At nearly 6-foot-1 and 218 pounds, he was clocked by Florence at 4.41 and 4.45 in the 40-yard dash. Had Florence asked, Dugger could also have shown him an eye-opening broad jump of 10 feet, 11 inches. Florence placed a draftable grade on him, and ever since a parade of scouting attention has blazed a rarely traveled path through Hickory. All 32 NFL clubs have stopped by Lenoir-Rhyne to evaluate the potential top-100 selection, many of them more than once, and with a combination of area and higher-level scouts. Nine NFL directors of college scouting had come through, along with four directors of player personnel, and one general manager (Marty Hurney of the Carolina Panthers). One scouting department from an AFC East team has been through Hickory five times.

You can’t teach his measurables and if he plays well today he may make it up into round 2.

he is a little short at 5’10" but everything written about him says he covers guys like glue. He can run a 4.3 according to one write-up. The NFL evaluators said he would be a day 3 pick or better. Definitely a day 2 based on everything written so far.

Lots of great prospects, we just need more picks.

Also read Holmes has played FS and excelled. Maybe a 5th round replacement for Diggs.

Darnay Holmes, CB/S, UCLA
The best defensive back at Senior Bowl was Darnay Holmes, in this draft analyst’s opinion. All three practices saw Holmes make plays in coverage, showing the ability to prevent separation and play the ball. He had a beautiful break up on a pass from Jalen Hurts for Collin Johnson in the middle of the field on Thursday. Holmes had a diving play to slap it away and came close to making the catch for an interception. Holmes looks like a nice defensive back who could play some nickel corner, free safety and outside corner. That versatility could lead to him being a riser in the draft process.
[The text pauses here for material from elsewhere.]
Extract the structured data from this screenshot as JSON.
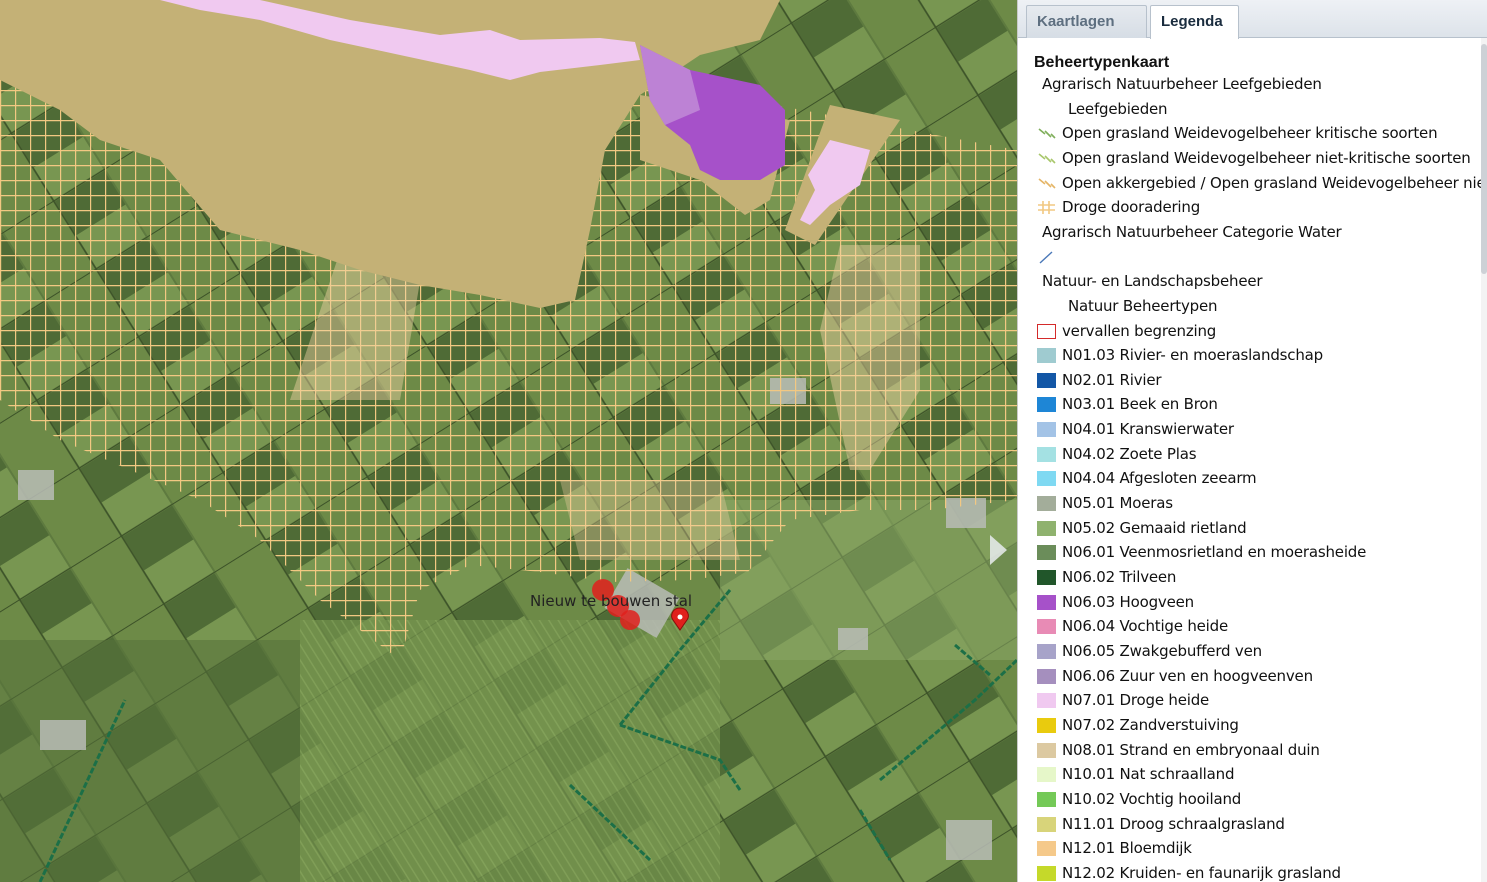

We don’t need to be taking any players from some Quebec school.

What’s that? Lenoir Rhyne is in … North Carolina?